- [Your task]: Write out all the data below exactly.

● ● ● ● ●

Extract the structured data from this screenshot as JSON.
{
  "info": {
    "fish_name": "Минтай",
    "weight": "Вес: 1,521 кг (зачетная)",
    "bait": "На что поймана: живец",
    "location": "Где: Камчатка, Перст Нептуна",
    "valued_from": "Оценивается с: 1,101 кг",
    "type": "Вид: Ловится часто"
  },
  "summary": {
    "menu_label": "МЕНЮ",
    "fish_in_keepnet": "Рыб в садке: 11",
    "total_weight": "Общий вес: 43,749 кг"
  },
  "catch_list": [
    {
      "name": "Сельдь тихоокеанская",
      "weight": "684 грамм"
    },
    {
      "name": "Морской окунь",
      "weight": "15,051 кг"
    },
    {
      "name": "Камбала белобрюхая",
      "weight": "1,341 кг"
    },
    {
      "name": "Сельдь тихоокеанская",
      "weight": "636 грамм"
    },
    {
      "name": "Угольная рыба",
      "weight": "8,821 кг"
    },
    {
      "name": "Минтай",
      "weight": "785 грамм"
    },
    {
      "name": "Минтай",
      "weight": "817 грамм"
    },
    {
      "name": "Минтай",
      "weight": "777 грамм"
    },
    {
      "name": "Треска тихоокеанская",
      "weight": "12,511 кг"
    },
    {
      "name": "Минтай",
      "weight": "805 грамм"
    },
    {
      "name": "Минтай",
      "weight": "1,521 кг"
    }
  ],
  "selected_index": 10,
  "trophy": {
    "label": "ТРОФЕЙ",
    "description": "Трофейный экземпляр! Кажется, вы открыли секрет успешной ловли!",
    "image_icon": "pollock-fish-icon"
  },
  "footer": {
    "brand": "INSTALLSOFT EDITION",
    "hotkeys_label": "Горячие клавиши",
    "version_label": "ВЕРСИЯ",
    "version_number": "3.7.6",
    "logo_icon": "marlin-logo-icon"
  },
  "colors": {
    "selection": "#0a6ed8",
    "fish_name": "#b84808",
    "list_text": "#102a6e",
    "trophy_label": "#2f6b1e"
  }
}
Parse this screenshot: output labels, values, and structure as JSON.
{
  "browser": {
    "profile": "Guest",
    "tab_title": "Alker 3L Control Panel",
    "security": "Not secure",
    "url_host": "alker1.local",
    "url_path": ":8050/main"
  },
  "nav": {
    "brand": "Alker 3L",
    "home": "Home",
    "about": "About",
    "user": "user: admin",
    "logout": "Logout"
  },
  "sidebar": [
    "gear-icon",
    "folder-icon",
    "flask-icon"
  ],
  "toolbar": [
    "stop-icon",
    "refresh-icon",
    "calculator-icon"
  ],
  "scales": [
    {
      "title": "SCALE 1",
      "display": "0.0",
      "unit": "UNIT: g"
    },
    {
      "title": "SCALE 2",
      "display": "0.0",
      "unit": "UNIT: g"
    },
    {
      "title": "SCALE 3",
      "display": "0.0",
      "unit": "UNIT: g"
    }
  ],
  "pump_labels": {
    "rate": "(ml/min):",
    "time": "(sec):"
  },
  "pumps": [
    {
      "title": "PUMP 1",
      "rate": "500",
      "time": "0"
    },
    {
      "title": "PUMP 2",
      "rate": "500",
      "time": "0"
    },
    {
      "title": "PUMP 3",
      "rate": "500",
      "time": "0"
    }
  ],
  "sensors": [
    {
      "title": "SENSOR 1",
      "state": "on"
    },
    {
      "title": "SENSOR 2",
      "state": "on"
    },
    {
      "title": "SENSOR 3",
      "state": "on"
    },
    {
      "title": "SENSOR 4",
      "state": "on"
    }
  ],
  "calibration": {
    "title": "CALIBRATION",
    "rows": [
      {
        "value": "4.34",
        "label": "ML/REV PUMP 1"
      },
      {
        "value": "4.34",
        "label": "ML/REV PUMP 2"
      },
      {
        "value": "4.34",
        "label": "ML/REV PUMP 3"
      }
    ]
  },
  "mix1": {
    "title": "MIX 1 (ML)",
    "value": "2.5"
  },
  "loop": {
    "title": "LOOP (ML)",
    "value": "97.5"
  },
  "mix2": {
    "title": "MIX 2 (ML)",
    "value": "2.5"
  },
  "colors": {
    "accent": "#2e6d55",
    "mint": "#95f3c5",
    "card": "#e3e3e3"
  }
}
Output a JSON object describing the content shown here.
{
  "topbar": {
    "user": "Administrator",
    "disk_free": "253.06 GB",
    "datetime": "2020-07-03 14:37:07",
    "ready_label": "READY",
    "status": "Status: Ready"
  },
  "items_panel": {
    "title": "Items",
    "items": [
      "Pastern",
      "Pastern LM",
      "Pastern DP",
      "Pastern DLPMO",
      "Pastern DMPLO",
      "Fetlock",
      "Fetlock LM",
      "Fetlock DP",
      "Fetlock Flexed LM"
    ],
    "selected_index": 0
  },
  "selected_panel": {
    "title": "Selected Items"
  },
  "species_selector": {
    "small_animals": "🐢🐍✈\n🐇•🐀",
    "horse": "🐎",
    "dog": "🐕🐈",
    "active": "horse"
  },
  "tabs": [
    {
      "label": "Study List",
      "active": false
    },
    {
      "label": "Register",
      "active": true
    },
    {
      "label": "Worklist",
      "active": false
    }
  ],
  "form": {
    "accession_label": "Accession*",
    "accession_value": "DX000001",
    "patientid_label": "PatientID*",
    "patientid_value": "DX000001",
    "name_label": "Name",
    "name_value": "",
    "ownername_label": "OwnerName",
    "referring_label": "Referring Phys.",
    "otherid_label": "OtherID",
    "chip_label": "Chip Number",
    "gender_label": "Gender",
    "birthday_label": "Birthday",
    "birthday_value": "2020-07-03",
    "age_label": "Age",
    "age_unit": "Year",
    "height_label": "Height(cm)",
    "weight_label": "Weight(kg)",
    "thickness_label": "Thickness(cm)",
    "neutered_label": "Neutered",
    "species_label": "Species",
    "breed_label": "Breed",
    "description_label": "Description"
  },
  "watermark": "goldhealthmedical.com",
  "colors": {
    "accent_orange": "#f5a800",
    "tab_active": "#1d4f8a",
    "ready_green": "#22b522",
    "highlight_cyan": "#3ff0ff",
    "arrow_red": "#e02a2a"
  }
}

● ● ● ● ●

- [Written answer]:
Extract the structured data from this screenshot as JSON.
{
  "info": {
    "fish_name": "Минтай",
    "weight": "Вес: 1,521 кг (зачетная)",
    "bait": "На что поймана: живец",
    "location": "Где: Камчатка, Перст Нептуна",
    "valued_from": "Оценивается с: 1,101 кг",
    "type": "Вид: Ловится часто"
  },
  "summary": {
    "menu_label": "МЕНЮ",
    "fish_in_keepnet": "Рыб в садке: 11",
    "total_weight": "Общий вес: 43,749 кг"
  },
  "catch_list": [
    {
      "name": "Сельдь тихоокеанская",
      "weight": "684 грамм"
    },
    {
      "name": "Морской окунь",
      "weight": "15,051 кг"
    },
    {
      "name": "Камбала белобрюхая",
      "weight": "1,341 кг"
    },
    {
      "name": "Сельдь тихоокеанская",
      "weight": "636 грамм"
    },
    {
      "name": "Угольная рыба",
      "weight": "8,821 кг"
    },
    {
      "name": "Минтай",
      "weight": "785 грамм"
    },
    {
      "name": "Минтай",
      "weight": "817 грамм"
    },
    {
      "name": "Минтай",
      "weight": "777 грамм"
    },
    {
      "name": "Треска тихоокеанская",
      "weight": "12,511 кг"
    },
    {
      "name": "Минтай",
      "weight": "805 грамм"
    },
    {
      "name": "Минтай",
      "weight": "1,521 кг"
    }
  ],
  "selected_index": 10,
  "trophy": {
    "label": "ТРОФЕЙ",
    "description": "Трофейный экземпляр! Кажется, вы открыли секрет успешной ловли!",
    "image_icon": "pollock-fish-icon"
  },
  "footer": {
    "brand": "INSTALLSOFT EDITION",
    "hotkeys_label": "Горячие клавиши",
    "version_label": "ВЕРСИЯ",
    "version_number": "3.7.6",
    "logo_icon": "marlin-logo-icon"
  },
  "colors": {
    "selection": "#0a6ed8",
    "fish_name": "#b84808",
    "list_text": "#102a6e",
    "trophy_label": "#2f6b1e"
  }
}
Parse this screenshot: output labels, values, and structure as JSON.
{
  "browser": {
    "profile": "Guest",
    "tab_title": "Alker 3L Control Panel",
    "security": "Not secure",
    "url_host": "alker1.local",
    "url_path": ":8050/main"
  },
  "nav": {
    "brand": "Alker 3L",
    "home": "Home",
    "about": "About",
    "user": "user: admin",
    "logout": "Logout"
  },
  "sidebar": [
    "gear-icon",
    "folder-icon",
    "flask-icon"
  ],
  "toolbar": [
    "stop-icon",
    "refresh-icon",
    "calculator-icon"
  ],
  "scales": [
    {
      "title": "SCALE 1",
      "display": "0.0",
      "unit": "UNIT: g"
    },
    {
      "title": "SCALE 2",
      "display": "0.0",
      "unit": "UNIT: g"
    },
    {
      "title": "SCALE 3",
      "display": "0.0",
      "unit": "UNIT: g"
    }
  ],
  "pump_labels": {
    "rate": "(ml/min):",
    "time": "(sec):"
  },
  "pumps": [
    {
      "title": "PUMP 1",
      "rate": "500",
      "time": "0"
    },
    {
      "title": "PUMP 2",
      "rate": "500",
      "time": "0"
    },
    {
      "title": "PUMP 3",
      "rate": "500",
      "time": "0"
    }
  ],
  "sensors": [
    {
      "title": "SENSOR 1",
      "state": "on"
    },
    {
      "title": "SENSOR 2",
      "state": "on"
    },
    {
      "title": "SENSOR 3",
      "state": "on"
    },
    {
      "title": "SENSOR 4",
      "state": "on"
    }
  ],
  "calibration": {
    "title": "CALIBRATION",
    "rows": [
      {
        "value": "4.34",
        "label": "ML/REV PUMP 1"
      },
      {
        "value": "4.34",
        "label": "ML/REV PUMP 2"
      },
      {
        "value": "4.34",
        "label": "ML/REV PUMP 3"
      }
    ]
  },
  "mix1": {
    "title": "MIX 1 (ML)",
    "value": "2.5"
  },
  "loop": {
    "title": "LOOP (ML)",
    "value": "97.5"
  },
  "mix2": {
    "title": "MIX 2 (ML)",
    "value": "2.5"
  },
  "colors": {
    "accent": "#2e6d55",
    "mint": "#95f3c5",
    "card": "#e3e3e3"
  }
}
Output a JSON object describing the content shown here.
{
  "topbar": {
    "user": "Administrator",
    "disk_free": "253.06 GB",
    "datetime": "2020-07-03 14:37:07",
    "ready_label": "READY",
    "status": "Status: Ready"
  },
  "items_panel": {
    "title": "Items",
    "items": [
      "Pastern",
      "Pastern LM",
      "Pastern DP",
      "Pastern DLPMO",
      "Pastern DMPLO",
      "Fetlock",
      "Fetlock LM",
      "Fetlock DP",
      "Fetlock Flexed LM"
    ],
    "selected_index": 0
  },
  "selected_panel": {
    "title": "Selected Items"
  },
  "species_selector": {
    "small_animals": "🐢🐍✈\n🐇•🐀",
    "horse": "🐎",
    "dog": "🐕🐈",
    "active": "horse"
  },
  "tabs": [
    {
      "label": "Study List",
      "active": false
    },
    {
      "label": "Register",
      "active": true
    },
    {
      "label": "Worklist",
      "active": false
    }
  ],
  "form": {
    "accession_label": "Accession*",
    "accession_value": "DX000001",
    "patientid_label": "PatientID*",
    "patientid_value": "DX000001",
    "name_label": "Name",
    "name_value": "",
    "ownername_label": "OwnerName",
    "referring_label": "Referring Phys.",
    "otherid_label": "OtherID",
    "chip_label": "Chip Number",
    "gender_label": "Gender",
    "birthday_label": "Birthday",
    "birthday_value": "2020-07-03",
    "age_label": "Age",
    "age_unit": "Year",
    "height_label": "Height(cm)",
    "weight_label": "Weight(kg)",
    "thickness_label": "Thickness(cm)",
    "neutered_label": "Neutered",
    "species_label": "Species",
    "breed_label": "Breed",
    "description_label": "Description"
  },
  "watermark": "goldhealthmedical.com",
  "colors": {
    "accent_orange": "#f5a800",
    "tab_active": "#1d4f8a",
    "ready_green": "#22b522",
    "highlight_cyan": "#3ff0ff",
    "arrow_red": "#e02a2a"
  }
}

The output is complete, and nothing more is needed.